++++ SOURCE MATERIAL

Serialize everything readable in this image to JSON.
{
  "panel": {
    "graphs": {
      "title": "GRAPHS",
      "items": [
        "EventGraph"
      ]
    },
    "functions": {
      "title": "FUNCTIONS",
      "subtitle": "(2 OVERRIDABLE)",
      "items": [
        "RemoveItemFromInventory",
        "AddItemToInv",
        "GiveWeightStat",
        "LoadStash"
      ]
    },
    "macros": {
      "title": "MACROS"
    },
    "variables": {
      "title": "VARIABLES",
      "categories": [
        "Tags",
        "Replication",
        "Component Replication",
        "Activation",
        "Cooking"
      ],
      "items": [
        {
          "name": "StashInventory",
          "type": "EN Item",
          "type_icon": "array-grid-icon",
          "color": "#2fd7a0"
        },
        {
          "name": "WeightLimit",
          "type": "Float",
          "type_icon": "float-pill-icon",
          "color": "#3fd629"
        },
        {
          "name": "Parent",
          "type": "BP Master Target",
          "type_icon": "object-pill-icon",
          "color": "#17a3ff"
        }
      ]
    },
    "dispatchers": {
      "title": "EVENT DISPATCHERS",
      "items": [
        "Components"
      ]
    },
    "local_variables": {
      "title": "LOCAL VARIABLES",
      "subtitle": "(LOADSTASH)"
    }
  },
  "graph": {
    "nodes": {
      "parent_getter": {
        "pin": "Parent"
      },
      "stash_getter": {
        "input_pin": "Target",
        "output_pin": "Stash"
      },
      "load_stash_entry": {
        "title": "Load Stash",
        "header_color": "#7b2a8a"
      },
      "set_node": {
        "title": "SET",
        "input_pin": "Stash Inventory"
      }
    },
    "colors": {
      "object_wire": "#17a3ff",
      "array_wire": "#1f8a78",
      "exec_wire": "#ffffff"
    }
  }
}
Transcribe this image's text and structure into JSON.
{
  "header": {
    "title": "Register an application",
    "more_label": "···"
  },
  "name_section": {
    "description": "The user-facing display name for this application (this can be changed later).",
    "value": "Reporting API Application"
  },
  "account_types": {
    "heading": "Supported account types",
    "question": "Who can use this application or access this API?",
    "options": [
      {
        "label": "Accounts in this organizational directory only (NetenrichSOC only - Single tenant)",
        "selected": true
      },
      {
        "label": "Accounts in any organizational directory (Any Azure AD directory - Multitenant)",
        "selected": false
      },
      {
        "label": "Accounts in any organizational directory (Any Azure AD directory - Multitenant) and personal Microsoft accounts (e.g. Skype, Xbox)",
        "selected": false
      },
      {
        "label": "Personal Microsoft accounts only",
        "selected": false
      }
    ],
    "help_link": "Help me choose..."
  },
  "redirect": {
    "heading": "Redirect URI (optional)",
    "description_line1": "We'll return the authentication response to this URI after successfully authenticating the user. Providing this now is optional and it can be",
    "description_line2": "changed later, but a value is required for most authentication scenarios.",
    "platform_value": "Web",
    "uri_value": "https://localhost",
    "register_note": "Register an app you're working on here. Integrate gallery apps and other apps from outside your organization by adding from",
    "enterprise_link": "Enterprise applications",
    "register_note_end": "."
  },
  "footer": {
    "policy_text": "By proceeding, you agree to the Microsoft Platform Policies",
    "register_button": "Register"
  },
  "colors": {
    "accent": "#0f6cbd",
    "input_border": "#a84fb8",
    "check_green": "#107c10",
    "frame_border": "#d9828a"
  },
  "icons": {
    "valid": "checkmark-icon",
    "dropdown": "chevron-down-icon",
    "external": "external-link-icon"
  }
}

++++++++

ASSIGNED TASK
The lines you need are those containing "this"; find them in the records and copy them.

WRITTEN SOLUTION
Serialize everything readable in this image to JSON.
Transcribe this image's text and structure into JSON.
    "description": "The user-facing display name for this application (this can be changed later).",
    "question": "Who can use this application or access this API?",
        "label": "Accounts in this organizational directory only (NetenrichSOC only - Single tenant)",
    "description_line1": "We'll return the authentication response to this URI after successfully authenticating the user. Providing this now is optional and it can be",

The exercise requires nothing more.